face to face, East to West, my
San Francisco against your New York, your
Fire Island against my Sonoma, my
New Orleans deep in your Texas, your Idaho
bright on my Great Lakes, my Kansas
burning against your Kansas, your Kansas
burning against my Kansas, your Eastern
Standard Time pressing into my
Pacific Time, my Mountain Time
beating against your Central Time, your
sun rising swiftly from the right my
sun rising swiftly from the left your
moon rising slowly from the left my
moon rising slowly from the right until
all four bodies of the sky
burn above us, sealing us together,
all our cities twin cities,
all our states united, one
nation, indivisible, with liberty and justice for all.

  • http://www.leighkramer.com/ Leigh Kramer

    Beautifully written, Preston.

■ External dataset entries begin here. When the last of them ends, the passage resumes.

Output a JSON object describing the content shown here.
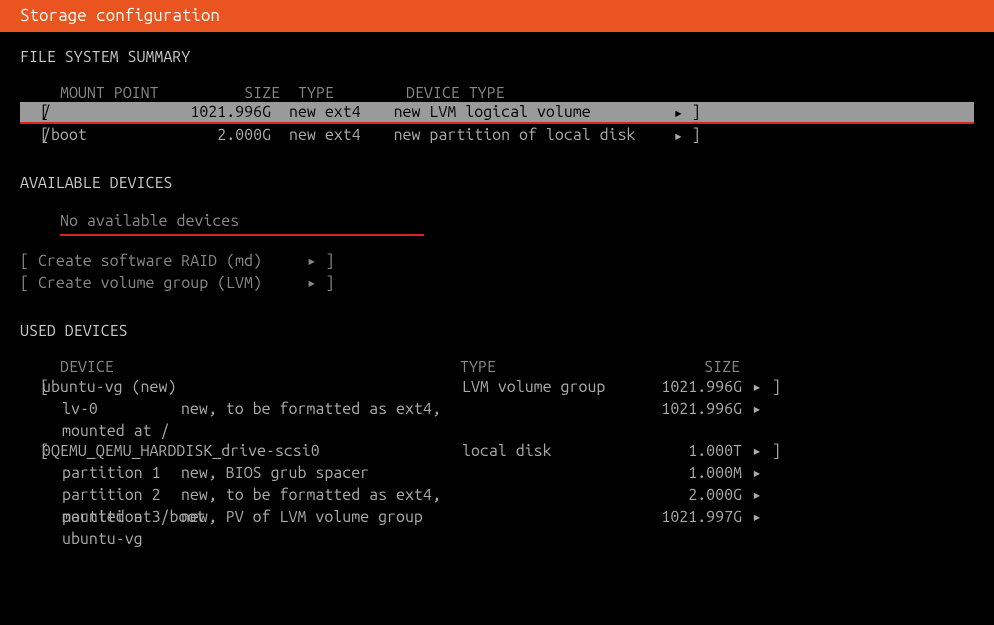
{
  "title": "Storage configuration",
  "fileSystemSummary": {
    "heading": "FILE SYSTEM SUMMARY",
    "columns": {
      "mount": "MOUNT POINT",
      "size": "SIZE",
      "type": "TYPE",
      "dtype": "DEVICE TYPE"
    },
    "rows": [
      {
        "mount": "/",
        "size": "1021.996G",
        "type": "new ext4",
        "dtype": "new LVM logical volume",
        "selected": true
      },
      {
        "mount": "/boot",
        "size": "2.000G",
        "type": "new ext4",
        "dtype": "new partition of local disk",
        "selected": false
      }
    ]
  },
  "availableDevices": {
    "heading": "AVAILABLE DEVICES",
    "none": "No available devices",
    "createRaid": "Create software RAID (md)",
    "createLvm": "Create volume group (LVM)"
  },
  "usedDevices": {
    "heading": "USED DEVICES",
    "columns": {
      "dev": "DEVICE",
      "type": "TYPE",
      "size": "SIZE"
    },
    "groups": [
      {
        "name": "ubuntu-vg (new)",
        "type": "LVM volume group",
        "size": "1021.996G",
        "children": [
          {
            "name": "lv-0",
            "desc": "new, to be formatted as ext4, mounted at /",
            "type": "",
            "size": "1021.996G"
          }
        ]
      },
      {
        "name": "0QEMU_QEMU_HARDDISK_drive-scsi0",
        "type": "local disk",
        "size": "1.000T",
        "children": [
          {
            "name": "partition 1",
            "desc": "new, BIOS grub spacer",
            "type": "",
            "size": "1.000M"
          },
          {
            "name": "partition 2",
            "desc": "new, to be formatted as ext4, mounted at /boot",
            "type": "",
            "size": "2.000G"
          },
          {
            "name": "partition 3",
            "desc": "new, PV of LVM volume group ubuntu-vg",
            "type": "",
            "size": "1021.997G"
          }
        ]
      }
    ]
  },
  "glyph": {
    "arrow": "▸",
    "brL": "[",
    "brR": "]"
  }
}
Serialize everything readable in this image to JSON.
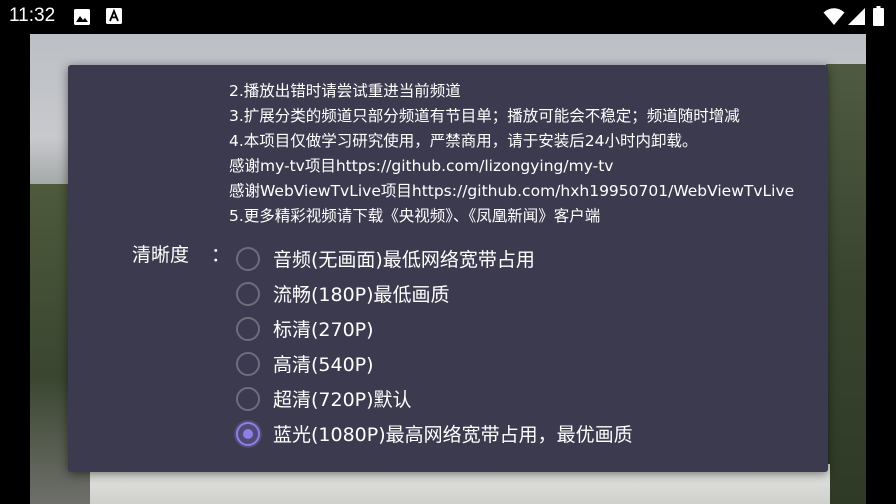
{
  "status_bar": {
    "time": "11:32",
    "left_icons": [
      "image-icon",
      "a-letter-icon"
    ],
    "right_icons": [
      "wifi-icon",
      "signal-icon",
      "battery-icon"
    ]
  },
  "dialog": {
    "notes": [
      "2.播放出错时请尝试重进当前频道",
      "3.扩展分类的频道只部分频道有节目单；播放可能会不稳定；频道随时增减",
      "4.本项目仅做学习研究使用，严禁商用，请于安装后24小时内卸载。",
      "感谢my-tv项目https://github.com/lizongying/my-tv",
      "感谢WebViewTvLive项目https://github.com/hxh19950701/WebViewTvLive",
      "5.更多精彩视频请下载《央视频》、《凤凰新闻》客户端"
    ],
    "quality_label": "清晰度",
    "quality_colon": "：",
    "options": [
      {
        "label": "音频(无画面)最低网络宽带占用",
        "selected": false
      },
      {
        "label": "流畅(180P)最低画质",
        "selected": false
      },
      {
        "label": "标清(270P)",
        "selected": false
      },
      {
        "label": "高清(540P)",
        "selected": false
      },
      {
        "label": "超清(720P)默认",
        "selected": false
      },
      {
        "label": "蓝光(1080P)最高网络宽带占用，最优画质",
        "selected": true
      }
    ]
  },
  "colors": {
    "dialog_bg": "#3c3a4e",
    "accent": "#8d7fe6",
    "radio_unselected": "#6f6c7c"
  }
}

You know I get this. Boy, do I ever.

    • http://www.prestonyancey.com/ Preston Yancey

      I know you know, friend. I know.

  • Holly

    And how very scandalous AND remarkable to think that we sit upon this great sea of the unspoken.
    So often I feel as if you are able to articulate so much of the never yet spoken in my heart. The fact that you are so real and honest and true as you do it, wins me over every time. Rejoicing in the sanctuary that you have amazing things to bring us, Preston.

    • http://www.prestonyancey.com/ Preston Yancey

      Thank you, Holly. Thank you.

  • http://twitter.com/kt_writes Kristin T.

    Preston, I love this truth, and how you put it: “Perhaps this is danger; perhaps this is faith. I think the line hard to discern at times.” Yes.

    I’m so late reading this post, but I’m sort of glad the timing worked out like it did. I just wrote a post yesterday on “not play it safe”—why we take risks and why we should keep taking them. It isn’t about promises that the limbs we venture out onto will hold, or even that sweet fruit will be found at the end of them. It’s about choosing an adventure, with God at our side, and waking our lives up in the process. I’m so glad you’re willing to embark on those adventures.